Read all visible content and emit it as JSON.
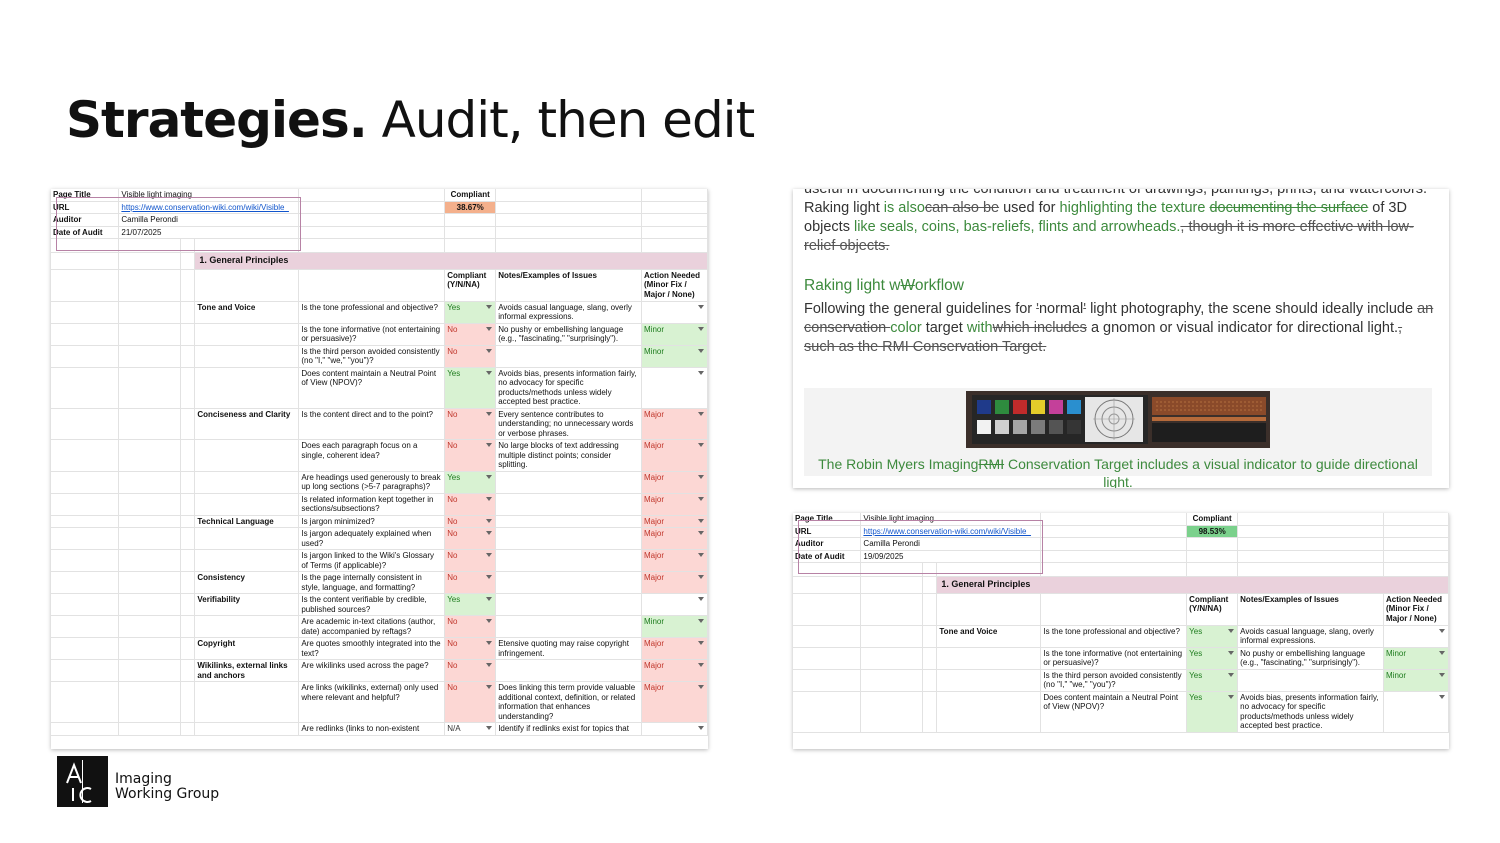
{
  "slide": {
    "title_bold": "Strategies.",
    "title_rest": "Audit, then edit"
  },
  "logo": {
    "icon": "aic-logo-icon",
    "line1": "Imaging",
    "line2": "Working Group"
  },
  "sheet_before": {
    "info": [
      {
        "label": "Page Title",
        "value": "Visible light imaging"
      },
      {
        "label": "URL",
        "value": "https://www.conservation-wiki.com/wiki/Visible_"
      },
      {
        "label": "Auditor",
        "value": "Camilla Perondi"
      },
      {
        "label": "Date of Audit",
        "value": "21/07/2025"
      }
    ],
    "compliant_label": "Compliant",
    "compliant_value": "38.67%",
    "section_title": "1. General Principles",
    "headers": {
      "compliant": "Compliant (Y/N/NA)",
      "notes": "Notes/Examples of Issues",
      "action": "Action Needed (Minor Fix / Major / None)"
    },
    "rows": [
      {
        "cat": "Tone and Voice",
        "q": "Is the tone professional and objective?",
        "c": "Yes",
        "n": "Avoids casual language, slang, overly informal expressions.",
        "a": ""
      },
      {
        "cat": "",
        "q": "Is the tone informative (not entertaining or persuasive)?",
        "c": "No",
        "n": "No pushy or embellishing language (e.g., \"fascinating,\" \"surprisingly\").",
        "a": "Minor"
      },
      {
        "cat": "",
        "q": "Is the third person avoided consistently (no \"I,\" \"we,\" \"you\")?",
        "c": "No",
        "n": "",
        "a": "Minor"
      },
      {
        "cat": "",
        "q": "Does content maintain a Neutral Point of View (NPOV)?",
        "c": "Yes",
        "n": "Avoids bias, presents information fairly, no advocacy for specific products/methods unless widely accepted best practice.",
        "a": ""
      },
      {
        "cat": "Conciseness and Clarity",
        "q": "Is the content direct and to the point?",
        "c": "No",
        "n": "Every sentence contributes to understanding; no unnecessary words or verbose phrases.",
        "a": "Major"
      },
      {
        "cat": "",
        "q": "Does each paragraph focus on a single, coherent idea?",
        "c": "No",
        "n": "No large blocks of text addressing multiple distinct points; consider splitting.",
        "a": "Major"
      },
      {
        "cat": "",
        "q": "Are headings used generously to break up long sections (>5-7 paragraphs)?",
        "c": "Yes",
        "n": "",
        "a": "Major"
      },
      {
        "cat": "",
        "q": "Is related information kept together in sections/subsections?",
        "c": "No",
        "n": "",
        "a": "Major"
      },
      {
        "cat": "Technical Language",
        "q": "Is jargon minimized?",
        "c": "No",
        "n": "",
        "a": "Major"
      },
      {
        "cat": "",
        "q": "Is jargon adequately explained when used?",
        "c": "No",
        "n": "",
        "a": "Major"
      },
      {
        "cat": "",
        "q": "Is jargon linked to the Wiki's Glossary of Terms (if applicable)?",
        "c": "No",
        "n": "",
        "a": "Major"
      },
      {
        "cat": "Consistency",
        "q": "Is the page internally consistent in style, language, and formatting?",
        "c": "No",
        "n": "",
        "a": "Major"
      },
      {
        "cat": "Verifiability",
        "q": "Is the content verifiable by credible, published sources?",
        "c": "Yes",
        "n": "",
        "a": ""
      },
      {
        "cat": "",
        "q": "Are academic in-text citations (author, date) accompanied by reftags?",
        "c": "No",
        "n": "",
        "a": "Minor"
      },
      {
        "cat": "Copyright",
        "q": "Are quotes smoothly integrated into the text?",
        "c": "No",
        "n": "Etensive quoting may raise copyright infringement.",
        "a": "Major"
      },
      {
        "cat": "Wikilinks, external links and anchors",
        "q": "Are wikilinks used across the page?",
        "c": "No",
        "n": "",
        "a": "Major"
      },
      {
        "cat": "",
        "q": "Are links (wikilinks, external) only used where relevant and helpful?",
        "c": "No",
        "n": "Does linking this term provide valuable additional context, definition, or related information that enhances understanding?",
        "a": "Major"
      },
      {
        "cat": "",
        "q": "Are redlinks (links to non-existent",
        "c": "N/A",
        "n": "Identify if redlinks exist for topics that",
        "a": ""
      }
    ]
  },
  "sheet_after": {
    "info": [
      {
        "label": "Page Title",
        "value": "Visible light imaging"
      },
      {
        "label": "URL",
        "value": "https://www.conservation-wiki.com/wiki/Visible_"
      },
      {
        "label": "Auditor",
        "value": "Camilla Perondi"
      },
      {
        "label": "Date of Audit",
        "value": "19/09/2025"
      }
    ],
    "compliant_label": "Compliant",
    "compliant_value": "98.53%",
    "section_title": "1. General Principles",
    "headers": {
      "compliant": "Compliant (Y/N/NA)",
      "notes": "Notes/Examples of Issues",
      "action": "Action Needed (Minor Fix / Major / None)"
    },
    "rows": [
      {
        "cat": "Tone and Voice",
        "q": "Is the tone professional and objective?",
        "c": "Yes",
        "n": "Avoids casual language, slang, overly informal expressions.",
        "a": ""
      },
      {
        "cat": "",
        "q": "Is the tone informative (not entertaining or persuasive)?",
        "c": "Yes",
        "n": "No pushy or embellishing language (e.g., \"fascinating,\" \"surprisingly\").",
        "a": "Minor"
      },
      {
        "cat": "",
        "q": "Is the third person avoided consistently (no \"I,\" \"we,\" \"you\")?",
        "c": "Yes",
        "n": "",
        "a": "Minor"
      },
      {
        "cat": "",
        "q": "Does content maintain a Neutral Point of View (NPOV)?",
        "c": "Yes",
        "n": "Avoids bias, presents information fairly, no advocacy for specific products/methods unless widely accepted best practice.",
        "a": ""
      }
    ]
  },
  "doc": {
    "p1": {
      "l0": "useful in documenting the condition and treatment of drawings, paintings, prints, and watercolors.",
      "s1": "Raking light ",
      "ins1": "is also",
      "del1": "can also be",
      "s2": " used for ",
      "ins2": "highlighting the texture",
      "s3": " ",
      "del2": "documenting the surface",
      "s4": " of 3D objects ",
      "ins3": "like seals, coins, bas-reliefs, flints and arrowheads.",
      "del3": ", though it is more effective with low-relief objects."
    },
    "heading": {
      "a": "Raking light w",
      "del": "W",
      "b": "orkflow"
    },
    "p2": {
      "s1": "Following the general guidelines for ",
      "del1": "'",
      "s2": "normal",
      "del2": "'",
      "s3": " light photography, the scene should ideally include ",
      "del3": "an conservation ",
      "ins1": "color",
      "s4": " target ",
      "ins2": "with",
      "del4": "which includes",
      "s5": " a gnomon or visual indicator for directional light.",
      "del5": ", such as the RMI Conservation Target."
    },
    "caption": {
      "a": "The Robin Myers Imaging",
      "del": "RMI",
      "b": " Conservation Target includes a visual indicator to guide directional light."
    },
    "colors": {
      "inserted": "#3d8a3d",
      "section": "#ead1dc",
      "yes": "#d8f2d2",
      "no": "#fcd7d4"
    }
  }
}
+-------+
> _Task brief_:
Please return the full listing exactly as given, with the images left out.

> _Output_:
Read all visible content and emit it as JSON.
{
  "slide": {
    "title_bold": "Strategies.",
    "title_rest": "Audit, then edit"
  },
  "logo": {
    "icon": "aic-logo-icon",
    "line1": "Imaging",
    "line2": "Working Group"
  },
  "sheet_before": {
    "info": [
      {
        "label": "Page Title",
        "value": "Visible light imaging"
      },
      {
        "label": "URL",
        "value": "https://www.conservation-wiki.com/wiki/Visible_"
      },
      {
        "label": "Auditor",
        "value": "Camilla Perondi"
      },
      {
        "label": "Date of Audit",
        "value": "21/07/2025"
      }
    ],
    "compliant_label": "Compliant",
    "compliant_value": "38.67%",
    "section_title": "1. General Principles",
    "headers": {
      "compliant": "Compliant (Y/N/NA)",
      "notes": "Notes/Examples of Issues",
      "action": "Action Needed (Minor Fix / Major / None)"
    },
    "rows": [
      {
        "cat": "Tone and Voice",
        "q": "Is the tone professional and objective?",
        "c": "Yes",
        "n": "Avoids casual language, slang, overly informal expressions.",
        "a": ""
      },
      {
        "cat": "",
        "q": "Is the tone informative (not entertaining or persuasive)?",
        "c": "No",
        "n": "No pushy or embellishing language (e.g., \"fascinating,\" \"surprisingly\").",
        "a": "Minor"
      },
      {
        "cat": "",
        "q": "Is the third person avoided consistently (no \"I,\" \"we,\" \"you\")?",
        "c": "No",
        "n": "",
        "a": "Minor"
      },
      {
        "cat": "",
        "q": "Does content maintain a Neutral Point of View (NPOV)?",
        "c": "Yes",
        "n": "Avoids bias, presents information fairly, no advocacy for specific products/methods unless widely accepted best practice.",
        "a": ""
      },
      {
        "cat": "Conciseness and Clarity",
        "q": "Is the content direct and to the point?",
        "c": "No",
        "n": "Every sentence contributes to understanding; no unnecessary words or verbose phrases.",
        "a": "Major"
      },
      {
        "cat": "",
        "q": "Does each paragraph focus on a single, coherent idea?",
        "c": "No",
        "n": "No large blocks of text addressing multiple distinct points; consider splitting.",
        "a": "Major"
      },
      {
        "cat": "",
        "q": "Are headings used generously to break up long sections (>5-7 paragraphs)?",
        "c": "Yes",
        "n": "",
        "a": "Major"
      },
      {
        "cat": "",
        "q": "Is related information kept together in sections/subsections?",
        "c": "No",
        "n": "",
        "a": "Major"
      },
      {
        "cat": "Technical Language",
        "q": "Is jargon minimized?",
        "c": "No",
        "n": "",
        "a": "Major"
      },
      {
        "cat": "",
        "q": "Is jargon adequately explained when used?",
        "c": "No",
        "n": "",
        "a": "Major"
      },
      {
        "cat": "",
        "q": "Is jargon linked to the Wiki's Glossary of Terms (if applicable)?",
        "c": "No",
        "n": "",
        "a": "Major"
      },
      {
        "cat": "Consistency",
        "q": "Is the page internally consistent in style, language, and formatting?",
        "c": "No",
        "n": "",
        "a": "Major"
      },
      {
        "cat": "Verifiability",
        "q": "Is the content verifiable by credible, published sources?",
        "c": "Yes",
        "n": "",
        "a": ""
      },
      {
        "cat": "",
        "q": "Are academic in-text citations (author, date) accompanied by reftags?",
        "c": "No",
        "n": "",
        "a": "Minor"
      },
      {
        "cat": "Copyright",
        "q": "Are quotes smoothly integrated into the text?",
        "c": "No",
        "n": "Etensive quoting may raise copyright infringement.",
        "a": "Major"
      },
      {
        "cat": "Wikilinks, external links and anchors",
        "q": "Are wikilinks used across the page?",
        "c": "No",
        "n": "",
        "a": "Major"
      },
      {
        "cat": "",
        "q": "Are links (wikilinks, external) only used where relevant and helpful?",
        "c": "No",
        "n": "Does linking this term provide valuable additional context, definition, or related information that enhances understanding?",
        "a": "Major"
      },
      {
        "cat": "",
        "q": "Are redlinks (links to non-existent",
        "c": "N/A",
        "n": "Identify if redlinks exist for topics that",
        "a": ""
      }
    ]
  },
  "sheet_after": {
    "info": [
      {
        "label": "Page Title",
        "value": "Visible light imaging"
      },
      {
        "label": "URL",
        "value": "https://www.conservation-wiki.com/wiki/Visible_"
      },
      {
        "label": "Auditor",
        "value": "Camilla Perondi"
      },
      {
        "label": "Date of Audit",
        "value": "19/09/2025"
      }
    ],
    "compliant_label": "Compliant",
    "compliant_value": "98.53%",
    "section_title": "1. General Principles",
    "headers": {
      "compliant": "Compliant (Y/N/NA)",
      "notes": "Notes/Examples of Issues",
      "action": "Action Needed (Minor Fix / Major / None)"
    },
    "rows": [
      {
        "cat": "Tone and Voice",
        "q": "Is the tone professional and objective?",
        "c": "Yes",
        "n": "Avoids casual language, slang, overly informal expressions.",
        "a": ""
      },
      {
        "cat": "",
        "q": "Is the tone informative (not entertaining or persuasive)?",
        "c": "Yes",
        "n": "No pushy or embellishing language (e.g., \"fascinating,\" \"surprisingly\").",
        "a": "Minor"
      },
      {
        "cat": "",
        "q": "Is the third person avoided consistently (no \"I,\" \"we,\" \"you\")?",
        "c": "Yes",
        "n": "",
        "a": "Minor"
      },
      {
        "cat": "",
        "q": "Does content maintain a Neutral Point of View (NPOV)?",
        "c": "Yes",
        "n": "Avoids bias, presents information fairly, no advocacy for specific products/methods unless widely accepted best practice.",
        "a": ""
      }
    ]
  },
  "doc": {
    "p1": {
      "l0": "useful in documenting the condition and treatment of drawings, paintings, prints, and watercolors.",
      "s1": "Raking light ",
      "ins1": "is also",
      "del1": "can also be",
      "s2": " used for ",
      "ins2": "highlighting the texture",
      "s3": " ",
      "del2": "documenting the surface",
      "s4": " of 3D objects ",
      "ins3": "like seals, coins, bas-reliefs, flints and arrowheads.",
      "del3": ", though it is more effective with low-relief objects."
    },
    "heading": {
      "a": "Raking light w",
      "del": "W",
      "b": "orkflow"
    },
    "p2": {
      "s1": "Following the general guidelines for ",
      "del1": "'",
      "s2": "normal",
      "del2": "'",
      "s3": " light photography, the scene should ideally include ",
      "del3": "an conservation ",
      "ins1": "color",
      "s4": " target ",
      "ins2": "with",
      "del4": "which includes",
      "s5": " a gnomon or visual indicator for directional light.",
      "del5": ", such as the RMI Conservation Target."
    },
    "caption": {
      "a": "The Robin Myers Imaging",
      "del": "RMI",
      "b": " Conservation Target includes a visual indicator to guide directional light."
    },
    "colors": {
      "inserted": "#3d8a3d",
      "section": "#ead1dc",
      "yes": "#d8f2d2",
      "no": "#fcd7d4"
    }
  }
}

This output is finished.